I'd say the first incorrect assumption is that no church knows the numbers that another church runs. While one might not know the actual exact number, it will be very clear whether a church is running 50, 500, or 5000.
Second, large churches can and do provide more services, more ministry opportunities, more programs, more everything (virtually) than do small churches. Duh... Unless a congregation of 50 is "superchurch" they simply cannot do what a church of 500 or 5000 can do.
Third, I've never noticed that the level of "spirituality" is greater or lesser in small or large churches. That is mostly dependent on each individual and their walk with Christ. I've seen dead large churches and dead small churches, and vice-versa.
Fourth, "comparing" apples to oranges isn't really all that helpful in ministry, so comparing a church of 50 to a church of 500 really isn't all that helpful. Each will have its own dynamic, its own ministry niche, and its own cu lure. So be it, and God bless!
And, finally, "healthy things grow." Small churches, unless "land-locked" in some sense that limits growth (no available population base, no available building space, lack of resources needed for growth, etc.) will grow. So will large churches. Just the way it works, and something that we see illustrated in Scripture.
The presumption that one ought "limit" growth because it is more scripturally healthy to remain small has to originate from the pits of hell! That is not a slam against small churches, merely against the failed concept of remaining small ON PURPOSE when God is in the business of expanding His kingdom through the saving of souls, of which there are generally plenty available around most churches that are growing or not growing.
There ought not be a time-frame wrapped around the growth period of a church. That depends a lot on available resources and population numbers, but some growth should be evident unlike the current statistic in the greater Evangelical world that over half of all Evangelical churches added one or zero new members in the past year. Can't convince me that God is satisfied with that level of inactivity!
A good test may be to compare actual membership numbers to attenders, and also the number of conversions (baptisms, typically, in Baptist circles) compared to members or attenders. I am most familiar with SBC numbers here, and have watched the ratios drop over the decades.

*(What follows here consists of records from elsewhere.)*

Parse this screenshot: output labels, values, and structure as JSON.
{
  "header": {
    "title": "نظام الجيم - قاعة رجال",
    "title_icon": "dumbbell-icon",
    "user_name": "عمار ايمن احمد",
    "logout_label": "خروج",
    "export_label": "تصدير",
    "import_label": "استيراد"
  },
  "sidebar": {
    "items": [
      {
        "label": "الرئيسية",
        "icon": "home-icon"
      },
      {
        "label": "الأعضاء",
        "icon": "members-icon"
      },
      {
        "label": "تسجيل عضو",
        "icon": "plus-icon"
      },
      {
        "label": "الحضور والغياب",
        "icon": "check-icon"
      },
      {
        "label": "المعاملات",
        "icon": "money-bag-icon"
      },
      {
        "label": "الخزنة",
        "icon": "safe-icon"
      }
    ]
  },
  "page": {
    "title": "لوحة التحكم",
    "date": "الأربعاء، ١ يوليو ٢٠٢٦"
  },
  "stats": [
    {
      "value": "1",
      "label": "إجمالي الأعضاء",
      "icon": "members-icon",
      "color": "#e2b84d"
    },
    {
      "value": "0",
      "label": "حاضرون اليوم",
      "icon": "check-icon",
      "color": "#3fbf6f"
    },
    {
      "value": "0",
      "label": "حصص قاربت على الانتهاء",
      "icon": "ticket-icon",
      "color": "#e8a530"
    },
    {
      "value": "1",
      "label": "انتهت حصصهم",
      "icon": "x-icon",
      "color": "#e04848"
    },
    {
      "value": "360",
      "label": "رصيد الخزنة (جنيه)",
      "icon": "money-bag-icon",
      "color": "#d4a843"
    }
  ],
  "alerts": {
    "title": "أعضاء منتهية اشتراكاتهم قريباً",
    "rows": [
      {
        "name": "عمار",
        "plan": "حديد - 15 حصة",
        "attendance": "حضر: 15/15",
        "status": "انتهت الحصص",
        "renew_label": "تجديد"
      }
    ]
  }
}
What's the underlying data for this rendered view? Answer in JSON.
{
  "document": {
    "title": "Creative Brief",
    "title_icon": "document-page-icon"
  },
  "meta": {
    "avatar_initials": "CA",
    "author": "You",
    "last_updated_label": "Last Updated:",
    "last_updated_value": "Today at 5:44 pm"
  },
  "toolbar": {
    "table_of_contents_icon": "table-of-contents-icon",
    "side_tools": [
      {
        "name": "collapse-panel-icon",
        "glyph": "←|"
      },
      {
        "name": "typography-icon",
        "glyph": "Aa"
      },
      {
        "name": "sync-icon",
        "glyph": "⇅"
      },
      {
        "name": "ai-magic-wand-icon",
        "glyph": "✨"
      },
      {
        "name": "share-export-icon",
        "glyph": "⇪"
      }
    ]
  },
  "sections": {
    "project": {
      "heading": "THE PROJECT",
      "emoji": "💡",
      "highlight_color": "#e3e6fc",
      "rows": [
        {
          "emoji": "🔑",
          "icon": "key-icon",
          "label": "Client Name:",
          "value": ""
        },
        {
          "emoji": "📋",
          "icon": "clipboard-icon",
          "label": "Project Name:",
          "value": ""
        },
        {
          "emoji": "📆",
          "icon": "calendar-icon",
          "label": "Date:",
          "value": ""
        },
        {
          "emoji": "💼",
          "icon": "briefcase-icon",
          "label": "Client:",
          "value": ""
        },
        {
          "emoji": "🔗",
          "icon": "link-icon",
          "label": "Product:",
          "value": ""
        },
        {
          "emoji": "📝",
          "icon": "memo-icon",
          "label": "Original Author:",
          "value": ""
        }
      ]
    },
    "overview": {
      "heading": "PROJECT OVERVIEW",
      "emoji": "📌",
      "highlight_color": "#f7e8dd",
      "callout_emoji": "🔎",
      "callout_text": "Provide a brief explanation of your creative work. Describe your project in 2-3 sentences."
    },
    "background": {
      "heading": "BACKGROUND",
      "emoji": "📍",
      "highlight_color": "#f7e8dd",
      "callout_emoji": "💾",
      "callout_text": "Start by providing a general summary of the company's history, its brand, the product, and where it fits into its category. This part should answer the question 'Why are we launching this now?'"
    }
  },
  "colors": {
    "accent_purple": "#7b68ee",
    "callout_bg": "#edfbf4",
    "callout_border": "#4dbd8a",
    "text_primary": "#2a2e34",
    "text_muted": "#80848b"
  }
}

In the 1950s, there was an average under 30:1, with it taking around 30 members or less to baptize one new member per church. That number is now in the neighborhood of 80:1 -- one new member for every 80 members of an existing church. That number is worse when one gets outside of Baptist circles!
A healthy ratio would be in the 10:1 range. At least one new member should be reached for every 10 members in any given church. Those are the churches, whether large or small, that show the true signs of growth. Others loose as many (or more!) members as they gain, so net growth is static at best.
So, should we compare? We already do... But what should we do with the numbers? I'd suggest, "Encourage each other in the gospel to do the work the Lord has set before us."
I'm so thankful that we have a women's fitness & aerobics group that uses our church fellowship hall once a week to exercise.
One, because they've really used it as an outreach--in fact, two ladies have accepted Christ, and their first exposure to church was in this group!
Secondly...and it is more helpful than you think...when the nosy minister who wants to have a "spitting contest" and compare numbers asks you, "So...how many do you guys run?" I can simply tell him the number in the aerobics group. They run. Weekly. At our church.
(not to mention...they get jealous since I'm full-time, yet we "run" 25-30)
It's fun being truthful, yet devious...